──────── Entries supplied

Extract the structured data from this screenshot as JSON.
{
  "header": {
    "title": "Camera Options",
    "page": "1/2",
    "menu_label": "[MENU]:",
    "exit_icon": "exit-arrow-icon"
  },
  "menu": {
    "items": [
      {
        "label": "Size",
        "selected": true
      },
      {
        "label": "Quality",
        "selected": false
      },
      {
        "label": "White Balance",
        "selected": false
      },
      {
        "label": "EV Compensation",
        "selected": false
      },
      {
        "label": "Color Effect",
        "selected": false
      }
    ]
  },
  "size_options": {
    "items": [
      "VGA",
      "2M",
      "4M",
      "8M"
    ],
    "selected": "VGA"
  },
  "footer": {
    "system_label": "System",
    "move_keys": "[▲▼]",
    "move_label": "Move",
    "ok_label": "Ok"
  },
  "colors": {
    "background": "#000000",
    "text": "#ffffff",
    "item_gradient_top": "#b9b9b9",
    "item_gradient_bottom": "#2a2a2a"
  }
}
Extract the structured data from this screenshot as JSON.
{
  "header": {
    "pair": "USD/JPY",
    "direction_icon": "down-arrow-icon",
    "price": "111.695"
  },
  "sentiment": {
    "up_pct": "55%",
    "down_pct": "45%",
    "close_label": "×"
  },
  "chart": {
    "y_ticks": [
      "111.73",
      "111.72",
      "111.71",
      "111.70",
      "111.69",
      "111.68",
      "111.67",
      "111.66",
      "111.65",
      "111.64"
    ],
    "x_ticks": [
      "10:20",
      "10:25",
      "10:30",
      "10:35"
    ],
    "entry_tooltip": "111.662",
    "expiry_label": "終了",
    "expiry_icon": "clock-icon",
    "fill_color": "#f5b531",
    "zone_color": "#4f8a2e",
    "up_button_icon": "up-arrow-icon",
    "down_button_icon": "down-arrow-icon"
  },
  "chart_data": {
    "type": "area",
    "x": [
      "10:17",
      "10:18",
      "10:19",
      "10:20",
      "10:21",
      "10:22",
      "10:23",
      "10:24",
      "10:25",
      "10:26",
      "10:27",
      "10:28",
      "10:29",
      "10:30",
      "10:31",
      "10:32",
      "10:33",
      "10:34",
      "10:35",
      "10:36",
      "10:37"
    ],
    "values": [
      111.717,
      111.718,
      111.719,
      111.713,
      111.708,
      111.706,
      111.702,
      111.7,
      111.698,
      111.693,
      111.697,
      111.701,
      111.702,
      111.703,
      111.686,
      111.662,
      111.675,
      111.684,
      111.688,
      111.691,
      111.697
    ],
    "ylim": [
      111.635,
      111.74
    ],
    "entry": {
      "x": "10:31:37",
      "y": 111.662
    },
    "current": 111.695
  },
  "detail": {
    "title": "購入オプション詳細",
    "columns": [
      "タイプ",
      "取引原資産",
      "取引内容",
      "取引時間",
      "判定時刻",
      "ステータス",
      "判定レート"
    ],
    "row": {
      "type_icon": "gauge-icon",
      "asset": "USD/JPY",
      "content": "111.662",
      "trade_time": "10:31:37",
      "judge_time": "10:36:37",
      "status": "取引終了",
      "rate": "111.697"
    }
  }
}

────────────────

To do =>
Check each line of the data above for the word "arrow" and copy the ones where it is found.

Answer space =>
    "exit_icon": "exit-arrow-icon"
    "direction_icon": "down-arrow-icon",
    "up_button_icon": "up-arrow-icon",
    "down_button_icon": "down-arrow-icon"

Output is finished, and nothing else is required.